# ASSIGNMENT:
Provide the number of lines below containing the word "Consolidate", without any other words.

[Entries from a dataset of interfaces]
★ ★ ★ ★

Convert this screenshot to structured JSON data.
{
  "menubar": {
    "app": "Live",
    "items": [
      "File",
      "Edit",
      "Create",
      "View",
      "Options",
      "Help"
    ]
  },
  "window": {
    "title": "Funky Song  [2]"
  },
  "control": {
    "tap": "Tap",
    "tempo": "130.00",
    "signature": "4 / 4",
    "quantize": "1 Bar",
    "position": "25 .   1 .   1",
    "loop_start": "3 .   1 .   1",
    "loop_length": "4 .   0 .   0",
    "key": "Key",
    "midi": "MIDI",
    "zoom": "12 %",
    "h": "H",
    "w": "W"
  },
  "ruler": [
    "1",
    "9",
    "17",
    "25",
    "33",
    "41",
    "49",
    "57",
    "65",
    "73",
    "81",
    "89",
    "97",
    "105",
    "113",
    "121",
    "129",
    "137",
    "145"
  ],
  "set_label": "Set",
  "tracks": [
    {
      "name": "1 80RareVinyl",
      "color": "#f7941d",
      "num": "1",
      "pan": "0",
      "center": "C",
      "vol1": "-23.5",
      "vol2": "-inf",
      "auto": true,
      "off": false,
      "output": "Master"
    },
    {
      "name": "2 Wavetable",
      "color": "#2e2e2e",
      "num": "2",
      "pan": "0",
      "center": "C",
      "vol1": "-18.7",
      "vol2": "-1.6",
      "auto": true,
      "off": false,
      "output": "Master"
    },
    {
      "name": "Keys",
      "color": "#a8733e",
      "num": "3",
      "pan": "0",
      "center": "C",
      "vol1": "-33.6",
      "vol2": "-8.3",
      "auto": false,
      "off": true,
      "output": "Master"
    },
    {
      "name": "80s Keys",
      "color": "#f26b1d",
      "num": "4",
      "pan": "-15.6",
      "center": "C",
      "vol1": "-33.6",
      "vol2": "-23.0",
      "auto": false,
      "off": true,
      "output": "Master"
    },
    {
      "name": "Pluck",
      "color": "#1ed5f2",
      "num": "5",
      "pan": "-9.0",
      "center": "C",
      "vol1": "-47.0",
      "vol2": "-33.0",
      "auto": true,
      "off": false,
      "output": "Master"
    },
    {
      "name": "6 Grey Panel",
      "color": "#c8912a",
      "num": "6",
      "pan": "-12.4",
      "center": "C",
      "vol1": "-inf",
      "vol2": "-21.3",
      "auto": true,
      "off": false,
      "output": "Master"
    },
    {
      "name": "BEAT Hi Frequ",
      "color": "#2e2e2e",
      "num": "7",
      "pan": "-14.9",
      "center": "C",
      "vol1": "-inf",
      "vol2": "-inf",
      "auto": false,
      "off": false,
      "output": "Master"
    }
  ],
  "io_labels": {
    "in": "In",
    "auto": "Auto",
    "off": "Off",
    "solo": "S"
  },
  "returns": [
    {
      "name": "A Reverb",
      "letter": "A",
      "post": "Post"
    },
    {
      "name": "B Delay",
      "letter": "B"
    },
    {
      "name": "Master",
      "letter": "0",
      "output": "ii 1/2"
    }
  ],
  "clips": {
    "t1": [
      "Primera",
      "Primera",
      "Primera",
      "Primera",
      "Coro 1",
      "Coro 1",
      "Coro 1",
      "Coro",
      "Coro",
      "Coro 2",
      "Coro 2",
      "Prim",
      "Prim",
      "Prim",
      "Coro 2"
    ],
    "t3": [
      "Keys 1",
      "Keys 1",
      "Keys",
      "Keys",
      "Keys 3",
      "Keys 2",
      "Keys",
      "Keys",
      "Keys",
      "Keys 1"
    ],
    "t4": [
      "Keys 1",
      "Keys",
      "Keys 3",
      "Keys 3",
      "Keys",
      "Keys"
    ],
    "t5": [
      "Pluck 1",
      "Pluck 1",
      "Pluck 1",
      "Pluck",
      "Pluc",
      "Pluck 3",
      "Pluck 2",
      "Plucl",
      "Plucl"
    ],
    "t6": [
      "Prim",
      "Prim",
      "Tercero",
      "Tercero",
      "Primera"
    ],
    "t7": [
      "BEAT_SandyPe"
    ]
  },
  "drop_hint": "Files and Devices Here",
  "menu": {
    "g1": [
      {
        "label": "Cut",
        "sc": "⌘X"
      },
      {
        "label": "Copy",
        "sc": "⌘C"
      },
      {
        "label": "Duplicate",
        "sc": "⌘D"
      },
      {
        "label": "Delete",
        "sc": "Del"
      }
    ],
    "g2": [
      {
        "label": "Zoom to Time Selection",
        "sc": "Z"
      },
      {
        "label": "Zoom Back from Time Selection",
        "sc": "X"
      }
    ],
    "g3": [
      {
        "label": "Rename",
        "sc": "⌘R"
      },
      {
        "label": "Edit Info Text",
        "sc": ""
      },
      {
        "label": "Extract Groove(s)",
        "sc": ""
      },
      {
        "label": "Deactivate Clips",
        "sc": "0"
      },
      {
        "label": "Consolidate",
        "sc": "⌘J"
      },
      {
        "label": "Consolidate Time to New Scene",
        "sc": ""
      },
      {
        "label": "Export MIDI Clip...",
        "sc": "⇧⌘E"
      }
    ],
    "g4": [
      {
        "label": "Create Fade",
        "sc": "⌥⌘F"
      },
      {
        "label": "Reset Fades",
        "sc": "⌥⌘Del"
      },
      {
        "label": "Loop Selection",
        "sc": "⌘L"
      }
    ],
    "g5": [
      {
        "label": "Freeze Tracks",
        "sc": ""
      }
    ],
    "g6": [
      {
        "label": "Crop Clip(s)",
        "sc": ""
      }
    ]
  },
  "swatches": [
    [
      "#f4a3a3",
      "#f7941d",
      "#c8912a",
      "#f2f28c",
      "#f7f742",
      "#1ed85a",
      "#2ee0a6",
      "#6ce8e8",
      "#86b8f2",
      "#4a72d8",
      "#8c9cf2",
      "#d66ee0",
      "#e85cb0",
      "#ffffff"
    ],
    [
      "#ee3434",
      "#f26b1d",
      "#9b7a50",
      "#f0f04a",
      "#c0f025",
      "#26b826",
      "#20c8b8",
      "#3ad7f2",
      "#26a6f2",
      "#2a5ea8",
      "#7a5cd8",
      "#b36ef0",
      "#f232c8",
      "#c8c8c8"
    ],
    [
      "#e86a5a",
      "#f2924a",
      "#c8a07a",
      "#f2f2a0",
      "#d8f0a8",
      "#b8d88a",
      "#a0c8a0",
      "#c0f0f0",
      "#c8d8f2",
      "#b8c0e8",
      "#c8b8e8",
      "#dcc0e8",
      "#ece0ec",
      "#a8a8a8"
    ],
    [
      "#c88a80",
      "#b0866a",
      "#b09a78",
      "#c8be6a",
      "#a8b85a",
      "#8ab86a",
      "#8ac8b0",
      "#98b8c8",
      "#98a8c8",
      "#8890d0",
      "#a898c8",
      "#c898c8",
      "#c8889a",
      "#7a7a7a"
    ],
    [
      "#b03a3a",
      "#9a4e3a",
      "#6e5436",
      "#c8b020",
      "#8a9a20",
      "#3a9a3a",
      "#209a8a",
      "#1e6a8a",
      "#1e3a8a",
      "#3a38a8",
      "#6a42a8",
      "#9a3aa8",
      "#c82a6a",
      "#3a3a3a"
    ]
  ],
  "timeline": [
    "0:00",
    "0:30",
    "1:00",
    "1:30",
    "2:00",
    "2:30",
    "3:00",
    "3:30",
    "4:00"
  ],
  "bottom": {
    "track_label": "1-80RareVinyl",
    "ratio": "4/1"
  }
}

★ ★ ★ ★

# OUTPUT OF THE TASK:
2